Proper maintenance is key to extending the life of Pampas Grass. Regular watering, especially during dry periods, helps maintain its vigor, although it’s important to note that Pampas Grass is relatively drought-tolerant once established. Fertilization can be beneficial, but should be done sparingly – an annual application of a balanced fertilizer is typically sufficient. Pruning is also crucial; cutting back the grass to about a foot high in late winter or early spring clears old growth and stimulates new shoots. Additionally, keeping an eye out for pests and diseases and addressing any issues promptly can prevent problems that might shorten the plant’s life.

Potential Challenges and Solutions

While Pampas Grass is generally hardy and low-maintenance, it can face several challenges that may impact its lifespan. Common issues include fungal diseases, such as rust or root rot, often exacerbated by overly wet conditions. Pest infestations, though less common, can also occur. To combat these issues, ensure good air circulation around the plant and avoid overwatering. In cases of severe disease or pest problems, appropriate fungicides or pesticides can be used as a last resort. Environmental stress, such as extreme temperatures or poor soil conditions, can also affect the health of Pampas Grass. Adapting care practices to your specific environment can mitigate these stresses.

See also  How Long After Weed and Feed Can I Plant Seed?

Propagation and Renewal

Over time, the center of a Pampas Grass clump may start to die out, a natural part of its growth cycle. To rejuvenate the plant and potentially extend its overall lifespan, propagation is often recommended. This can be done through division or seeding. Division involves splitting the large clump into smaller sections, which can then be replanted. This is best done in late winter or early spring before new growth begins. Seeding, although less common due to the plant’s size and growth habit, can also be an effective way to propagate Pampas Grass. These methods not only renew the plant but also help in managing its size and preventing overcrowding in the garden.

Conclusion

Pampas Grass, with its majestic plumes and easy-care nature, can be a long-lasting addition to any garden, often thriving for 10 to 15 years. This longevity is influenced by several factors, including the plant’s natural growth cycle, seasonal changes, and the care it receives. Proper maintenance, addressing potential challenges promptly, and employing propagation techniques as needed are all key to maximizing the lifespan of Pampas Grass. By understanding and respecting these aspects of its care, gardeners can enjoy the beauty and presence of Pampas Grass in their landscapes for many years. Whether as a statement piece or a part of a mixed border, Pampas Grass remains a popular and enduring choice for gardeners seeking both drama and durability in their plant selections.

About the author

Victoria Nelson

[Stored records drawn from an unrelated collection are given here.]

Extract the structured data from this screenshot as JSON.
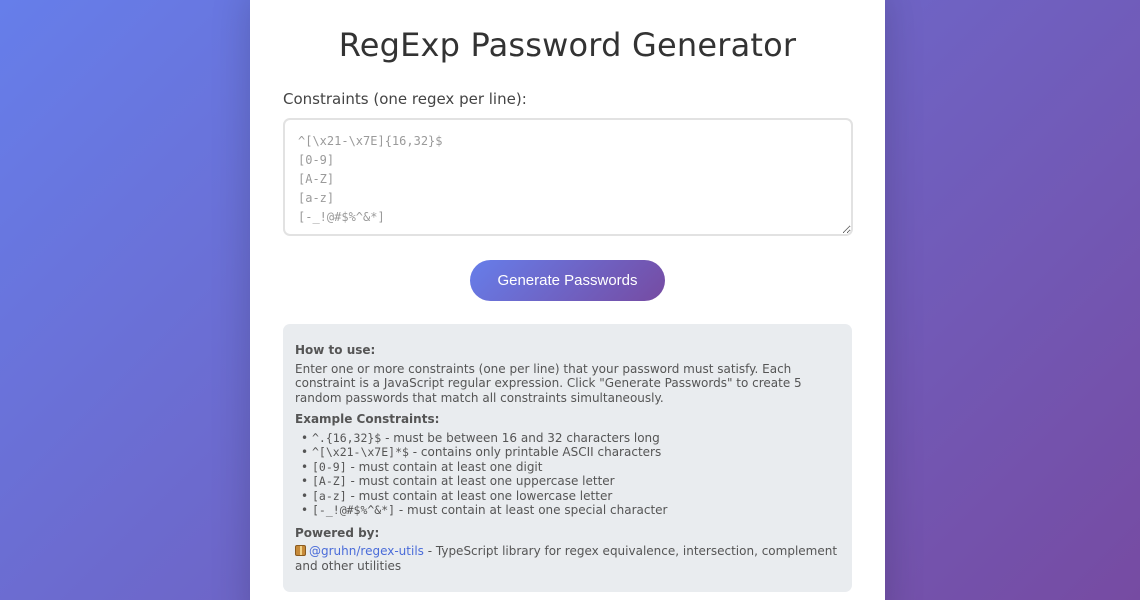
{
  "page": {
    "title": "RegExp Password Generator"
  },
  "constraints": {
    "label": "Constraints (one regex per line):",
    "placeholder": "^[\\x21-\\x7E]{16,32}$\n[0-9]\n[A-Z]\n[a-z]\n[-_!@#$%^&*]"
  },
  "generate_button": {
    "label": "Generate Passwords"
  },
  "info": {
    "how_to_heading": "How to use:",
    "how_to_text": "Enter one or more constraints (one per line) that your password must satisfy. Each constraint is a JavaScript regular expression. Click \"Generate Passwords\" to create 5 random passwords that match all constraints simultaneously.",
    "examples_heading": "Example Constraints:",
    "examples": [
      {
        "code": "^.{16,32}$",
        "desc": " - must be between 16 and 32 characters long"
      },
      {
        "code": "^[\\x21-\\x7E]*$",
        "desc": " - contains only printable ASCII characters"
      },
      {
        "code": "[0-9]",
        "desc": " - must contain at least one digit"
      },
      {
        "code": "[A-Z]",
        "desc": " - must contain at least one uppercase letter"
      },
      {
        "code": "[a-z]",
        "desc": " - must contain at least one lowercase letter"
      },
      {
        "code": "[-_!@#$%^&*]",
        "desc": " - must contain at least one special character"
      }
    ],
    "powered_heading": "Powered by:",
    "powered_link": "@gruhn/regex-utils",
    "powered_text": " - TypeScript library for regex equivalence, intersection, complement and other utilities",
    "powered_icon": "package-icon"
  },
  "colors": {
    "gradient_start": "#667eea",
    "gradient_end": "#764ba2",
    "info_background": "#e9ecef",
    "link": "#4a6cd9"
  }
}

Victoria Nelson is a passionate gardener with over a decade of experience in horticulture and sustainable gardening practices. With a degree in Horticulture, she has a deep understanding of plants, garden design, and eco-friendly gardening techniques. Victoria aims to inspire and educate gardeners of all skill levels through her engaging articles, offering practical advice drawn from her own experiences. She believes in creating beautiful, biodiverse gardens that support local wildlife. When not writing or gardening, Victoria enjoys exploring new gardens and connecting with the gardening community. Her enthusiasm for gardening is infectious, making her a cherished source of knowledge and inspiration.

View all posts